MATERIAL PROVIDED section start
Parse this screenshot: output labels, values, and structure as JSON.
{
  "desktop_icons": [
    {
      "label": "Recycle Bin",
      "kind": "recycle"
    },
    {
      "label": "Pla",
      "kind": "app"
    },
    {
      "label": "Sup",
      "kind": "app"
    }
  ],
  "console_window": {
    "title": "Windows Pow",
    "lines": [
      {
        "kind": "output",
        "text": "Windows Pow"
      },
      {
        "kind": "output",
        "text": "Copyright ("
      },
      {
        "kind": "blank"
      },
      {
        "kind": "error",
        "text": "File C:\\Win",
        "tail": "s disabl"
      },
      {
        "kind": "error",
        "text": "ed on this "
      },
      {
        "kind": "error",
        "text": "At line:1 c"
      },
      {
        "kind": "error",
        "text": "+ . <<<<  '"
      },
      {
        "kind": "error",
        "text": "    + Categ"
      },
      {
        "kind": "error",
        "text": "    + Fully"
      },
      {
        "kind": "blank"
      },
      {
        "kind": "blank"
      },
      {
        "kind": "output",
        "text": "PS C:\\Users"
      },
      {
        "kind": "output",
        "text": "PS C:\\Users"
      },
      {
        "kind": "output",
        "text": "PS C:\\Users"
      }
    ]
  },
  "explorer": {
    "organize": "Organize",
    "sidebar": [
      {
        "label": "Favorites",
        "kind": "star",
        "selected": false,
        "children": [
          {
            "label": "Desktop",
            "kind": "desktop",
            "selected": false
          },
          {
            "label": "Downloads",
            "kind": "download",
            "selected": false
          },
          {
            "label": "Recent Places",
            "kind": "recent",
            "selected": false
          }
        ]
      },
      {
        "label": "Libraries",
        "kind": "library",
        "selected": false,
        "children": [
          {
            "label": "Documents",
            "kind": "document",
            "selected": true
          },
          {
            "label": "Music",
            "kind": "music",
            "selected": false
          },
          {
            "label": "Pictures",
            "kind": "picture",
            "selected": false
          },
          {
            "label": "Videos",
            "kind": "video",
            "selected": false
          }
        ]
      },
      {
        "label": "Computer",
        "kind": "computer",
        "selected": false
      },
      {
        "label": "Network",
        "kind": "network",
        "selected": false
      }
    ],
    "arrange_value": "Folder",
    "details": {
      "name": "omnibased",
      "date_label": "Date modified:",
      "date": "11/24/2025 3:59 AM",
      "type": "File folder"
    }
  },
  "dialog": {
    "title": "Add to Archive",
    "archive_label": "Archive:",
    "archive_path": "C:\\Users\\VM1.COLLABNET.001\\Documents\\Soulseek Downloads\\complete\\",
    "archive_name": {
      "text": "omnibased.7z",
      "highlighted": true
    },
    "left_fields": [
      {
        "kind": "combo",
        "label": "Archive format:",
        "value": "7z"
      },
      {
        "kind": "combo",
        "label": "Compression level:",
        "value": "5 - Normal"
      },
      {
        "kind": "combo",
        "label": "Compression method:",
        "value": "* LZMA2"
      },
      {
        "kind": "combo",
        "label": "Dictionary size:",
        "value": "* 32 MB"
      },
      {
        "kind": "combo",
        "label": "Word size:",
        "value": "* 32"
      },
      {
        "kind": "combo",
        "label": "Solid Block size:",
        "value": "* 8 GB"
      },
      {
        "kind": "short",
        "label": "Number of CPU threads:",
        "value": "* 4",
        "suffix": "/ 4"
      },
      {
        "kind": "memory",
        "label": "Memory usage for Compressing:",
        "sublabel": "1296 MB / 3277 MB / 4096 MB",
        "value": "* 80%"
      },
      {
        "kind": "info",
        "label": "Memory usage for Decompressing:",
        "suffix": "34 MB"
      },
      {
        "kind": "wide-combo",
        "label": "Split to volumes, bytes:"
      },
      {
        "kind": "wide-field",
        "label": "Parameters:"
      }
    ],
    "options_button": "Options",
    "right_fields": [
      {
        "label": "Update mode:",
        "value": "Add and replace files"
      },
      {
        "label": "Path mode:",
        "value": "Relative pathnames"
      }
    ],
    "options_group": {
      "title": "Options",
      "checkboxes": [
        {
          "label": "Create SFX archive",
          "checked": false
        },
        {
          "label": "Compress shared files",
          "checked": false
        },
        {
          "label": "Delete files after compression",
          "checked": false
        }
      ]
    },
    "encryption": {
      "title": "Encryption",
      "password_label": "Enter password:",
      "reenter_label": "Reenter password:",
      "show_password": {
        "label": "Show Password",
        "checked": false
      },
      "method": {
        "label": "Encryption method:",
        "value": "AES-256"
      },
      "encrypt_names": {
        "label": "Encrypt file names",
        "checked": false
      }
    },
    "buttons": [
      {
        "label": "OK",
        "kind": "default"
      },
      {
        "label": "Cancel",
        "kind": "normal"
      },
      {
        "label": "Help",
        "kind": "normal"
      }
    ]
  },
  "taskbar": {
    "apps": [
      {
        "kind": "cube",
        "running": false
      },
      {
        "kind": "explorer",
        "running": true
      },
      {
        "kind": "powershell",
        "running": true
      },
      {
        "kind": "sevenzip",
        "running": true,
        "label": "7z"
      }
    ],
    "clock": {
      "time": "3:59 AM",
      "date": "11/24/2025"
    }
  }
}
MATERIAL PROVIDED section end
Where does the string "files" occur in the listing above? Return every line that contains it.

        "value": "Add and replace files"
          "label": "Compress shared files",
          "label": "Delete files after compression",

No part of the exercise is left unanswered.